The lottery is a form of gambling in which participants have the opportunity to win large sums of money by drawing numbers. The lottery is the most popular form of gambling in America, and generates over $100 billion in ticket sales each year. In addition to state and national lotteries, private lotteries are also extremely popular. These lotteries are typically run by organizations that collect the proceeds from players and give a portion to good causes. In the United States, the lottery is regulated by the Federal Government and most states.
The idea of determining fates or allocating property by lot has a long history, with examples in the Bible and in ancient Roman ceremonies, including the distribution of prizes during Saturnalian parties. But public lotteries are much more recent. The first recorded lottery was a private affair organized by Augustus Caesar for municipal repairs in Rome, and the first public lottery that offered tickets for sale was established in Bruges, Belgium in 1466.
Public lotteries became common in colonial-era America, where they were used to finance a wide variety of projects. They were viewed as a painless way for citizens to contribute to the public good without raising taxes. The lottery also helped build Harvard, Dartmouth, Yale, King’s College (now Columbia), and other American colleges. Benjamin Franklin sponsored a lottery to raise funds for cannons to defend Philadelphia during the American Revolution, and Thomas Jefferson held a private lotto in 1826 to try to alleviate his crushing debt.
In modern times, state governments legislate a monopoly for themselves; establish a government agency or public corporation to run the lottery; and begin with a modest number of relatively simple games. They are then under constant pressure to increase revenues, so they progressively add new games. The resulting expansions are largely responsible for the growth in lottery revenues, which now account for a substantial share of state government incomes.

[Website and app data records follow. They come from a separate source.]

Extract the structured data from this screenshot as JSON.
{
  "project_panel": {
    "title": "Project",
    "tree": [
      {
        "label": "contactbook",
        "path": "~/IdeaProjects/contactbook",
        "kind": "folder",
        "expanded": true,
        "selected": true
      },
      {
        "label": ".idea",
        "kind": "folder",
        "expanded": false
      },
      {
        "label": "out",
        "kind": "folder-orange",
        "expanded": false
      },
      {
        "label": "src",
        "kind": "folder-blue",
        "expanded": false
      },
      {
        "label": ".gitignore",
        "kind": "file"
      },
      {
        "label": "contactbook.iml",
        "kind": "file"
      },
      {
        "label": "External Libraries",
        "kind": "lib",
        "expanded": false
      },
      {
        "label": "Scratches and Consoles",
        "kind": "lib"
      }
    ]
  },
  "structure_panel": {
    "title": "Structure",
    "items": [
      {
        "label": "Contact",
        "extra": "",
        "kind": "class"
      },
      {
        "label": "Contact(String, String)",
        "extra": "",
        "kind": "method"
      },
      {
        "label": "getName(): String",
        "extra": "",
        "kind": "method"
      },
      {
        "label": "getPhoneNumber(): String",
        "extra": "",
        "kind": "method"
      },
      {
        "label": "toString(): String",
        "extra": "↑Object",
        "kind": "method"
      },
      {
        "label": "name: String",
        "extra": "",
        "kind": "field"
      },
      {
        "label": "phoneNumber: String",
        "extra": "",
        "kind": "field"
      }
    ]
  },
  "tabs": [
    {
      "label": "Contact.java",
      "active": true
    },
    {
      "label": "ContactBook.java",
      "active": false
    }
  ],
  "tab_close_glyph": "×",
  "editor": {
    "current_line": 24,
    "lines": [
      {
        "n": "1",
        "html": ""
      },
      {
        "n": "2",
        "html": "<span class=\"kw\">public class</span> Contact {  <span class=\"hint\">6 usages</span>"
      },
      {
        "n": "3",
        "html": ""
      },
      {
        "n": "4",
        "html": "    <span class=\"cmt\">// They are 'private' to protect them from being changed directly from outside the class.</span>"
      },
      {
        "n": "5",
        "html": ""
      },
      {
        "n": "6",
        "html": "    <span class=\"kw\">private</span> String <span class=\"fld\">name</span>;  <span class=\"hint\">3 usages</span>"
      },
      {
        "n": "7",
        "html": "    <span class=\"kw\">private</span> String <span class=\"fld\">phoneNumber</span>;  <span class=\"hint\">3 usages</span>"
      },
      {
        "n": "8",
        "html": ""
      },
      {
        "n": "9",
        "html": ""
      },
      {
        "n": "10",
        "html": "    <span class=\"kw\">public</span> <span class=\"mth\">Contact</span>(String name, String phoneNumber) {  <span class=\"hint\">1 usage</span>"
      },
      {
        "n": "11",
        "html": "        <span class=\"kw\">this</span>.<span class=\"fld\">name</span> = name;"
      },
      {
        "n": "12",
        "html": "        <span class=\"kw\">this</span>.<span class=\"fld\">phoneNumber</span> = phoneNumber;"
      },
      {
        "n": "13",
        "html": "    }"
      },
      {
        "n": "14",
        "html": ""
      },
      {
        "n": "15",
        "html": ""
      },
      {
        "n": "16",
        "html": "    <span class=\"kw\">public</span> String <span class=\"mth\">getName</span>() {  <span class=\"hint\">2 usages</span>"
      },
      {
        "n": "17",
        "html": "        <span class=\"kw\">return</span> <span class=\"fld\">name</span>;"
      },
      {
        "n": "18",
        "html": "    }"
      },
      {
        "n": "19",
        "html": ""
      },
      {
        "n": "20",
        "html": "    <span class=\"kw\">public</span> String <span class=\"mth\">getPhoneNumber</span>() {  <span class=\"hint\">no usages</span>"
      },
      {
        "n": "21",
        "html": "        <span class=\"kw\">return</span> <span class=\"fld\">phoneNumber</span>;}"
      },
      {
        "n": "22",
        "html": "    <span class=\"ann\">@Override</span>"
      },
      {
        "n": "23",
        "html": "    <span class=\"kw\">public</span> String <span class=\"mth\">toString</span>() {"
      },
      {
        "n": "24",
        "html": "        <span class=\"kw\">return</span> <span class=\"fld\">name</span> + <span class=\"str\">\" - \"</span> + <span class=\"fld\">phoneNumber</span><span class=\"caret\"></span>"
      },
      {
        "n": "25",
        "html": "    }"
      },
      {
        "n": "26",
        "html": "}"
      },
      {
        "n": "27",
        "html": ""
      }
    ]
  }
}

One of the most popular lottery games is called Keno, which is based on a simple mathematics formula. In a nutshell, the formula is that the total number of combinations that can be made from a single draw is equal to the product of the number of possible outcomes and the probability of each outcome. The winner of the game is the player who can match all these combinations with a single draw. A mathematician named Stefan Mandel developed this mathematical formula and shared it with the world in 1969. It is now a standard part of the mathematics curriculum.
Despite their popularity, there is some skepticism about the legitimacy of state lotteries. Many people believe that they are nothing more than hidden taxes. Others argue that a lottery’s underlying premise is flawed: that people will willingly hazard a trifling sum in return for a chance of considerable gain. It’s important to remember, however, that the odds of winning a huge jackpot are very small. In fact, it would take an average American more than 14,810 years to accumulate a billion dollars, so the risk is relatively low.